--- SUPPLIED INFORMATION ---
————
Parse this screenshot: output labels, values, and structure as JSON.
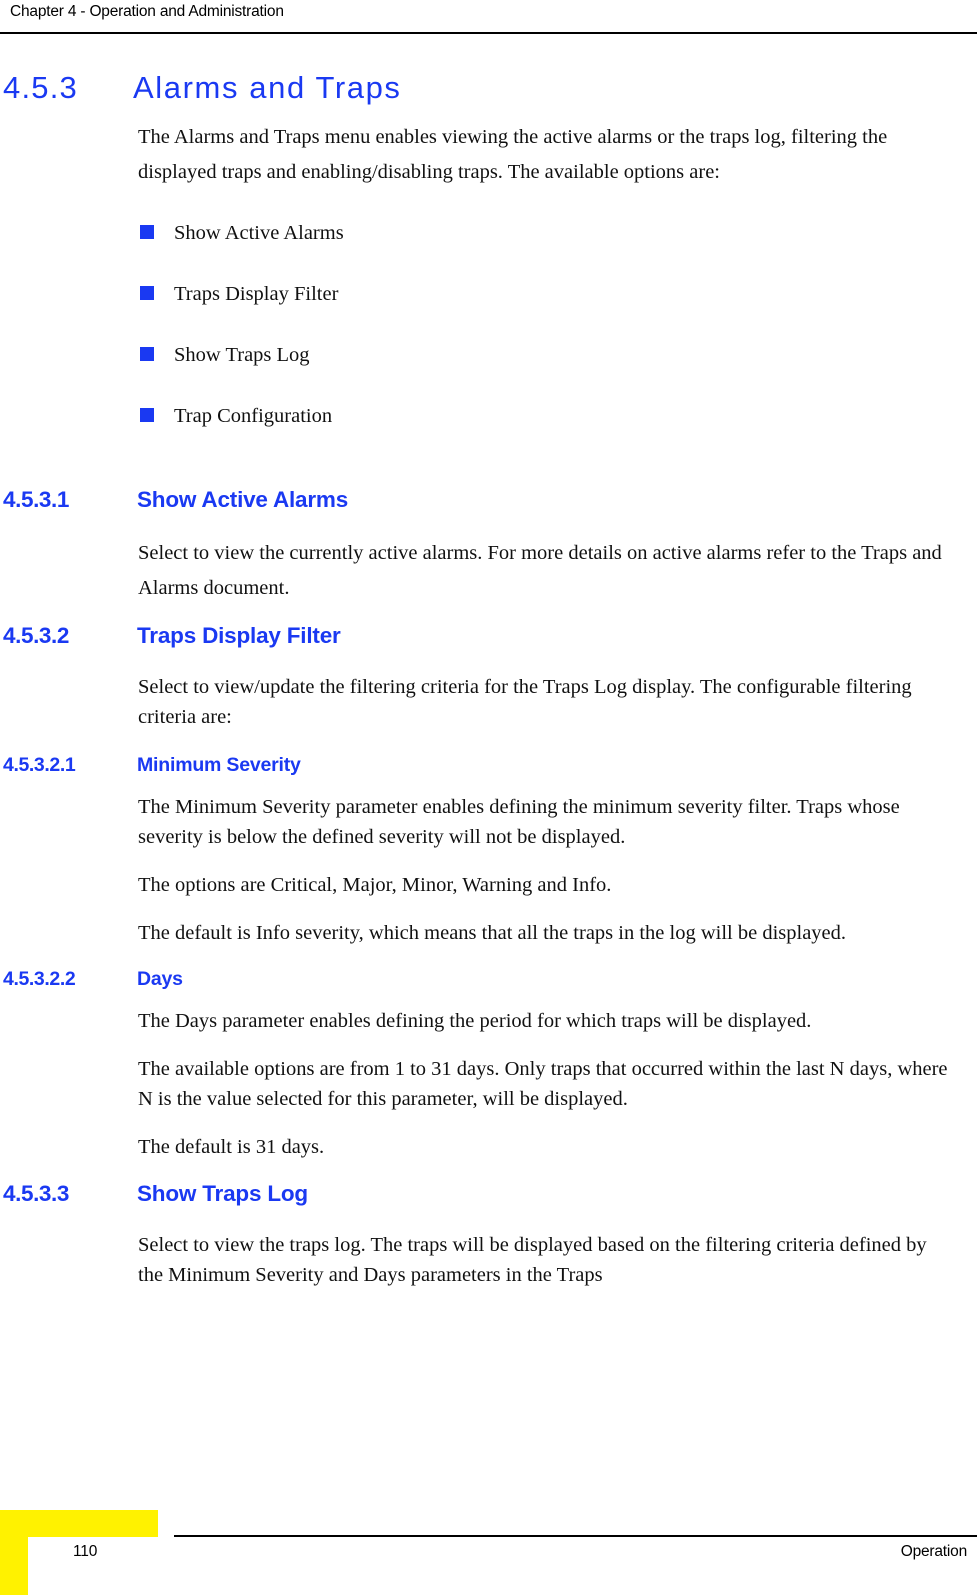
{
  "header": {
    "chapter_label": "Chapter 4 - Operation and Administration"
  },
  "section": {
    "number": "4.5.3",
    "title": "Alarms and Traps",
    "intro": "The Alarms and Traps menu enables viewing the active alarms or the traps log, filtering the displayed traps and enabling/disabling traps. The available options are:",
    "bullets": [
      "Show Active Alarms",
      "Traps Display Filter",
      "Show Traps Log",
      "Trap Configuration"
    ]
  },
  "subsections": [
    {
      "number": "4.5.3.1",
      "title": "Show Active Alarms",
      "paragraphs": [
        "Select to view the currently active alarms. For more details on active alarms refer to the Traps and Alarms document."
      ]
    },
    {
      "number": "4.5.3.2",
      "title": "Traps Display Filter",
      "paragraphs": [
        "Select to view/update the filtering criteria for the Traps Log display. The configurable filtering criteria are:"
      ]
    },
    {
      "number": "4.5.3.2.1",
      "title": "Minimum Severity",
      "paragraphs": [
        "The Minimum Severity parameter enables defining the minimum severity filter. Traps whose severity is below the defined severity will not be displayed.",
        "The options are Critical, Major, Minor, Warning and Info.",
        "The default is Info severity, which means that all the traps in the log will be displayed."
      ]
    },
    {
      "number": "4.5.3.2.2",
      "title": "Days",
      "paragraphs": [
        "The Days parameter enables defining the period for which traps will be displayed.",
        "The available options are from 1 to 31 days. Only traps that occurred within the last N days, where N is the value selected for this parameter, will be displayed.",
        "The default is 31 days."
      ]
    },
    {
      "number": "4.5.3.3",
      "title": "Show Traps Log",
      "paragraphs": [
        "Select to view the traps log. The traps will be displayed based on the filtering criteria defined by the Minimum Severity and Days parameters in the Traps"
      ]
    }
  ],
  "footer": {
    "page_number": "110",
    "section_label": "Operation"
  },
  "colors": {
    "heading_blue": "#1a39f2",
    "bullet_blue": "#1a39f2",
    "footer_yellow": "#fff200",
    "rule_black": "#000000"
  }
}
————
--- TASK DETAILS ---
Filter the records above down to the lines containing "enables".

--- COMPLETED TASK ---
    "intro": "The Alarms and Traps menu enables viewing the active alarms or the traps log, filtering the displayed traps and enabling/disabling traps. The available options are:",
        "The Minimum Severity parameter enables defining the minimum severity filter. Traps whose severity is below the defined severity will not be displayed.",
        "The Days parameter enables defining the period for which traps will be displayed.",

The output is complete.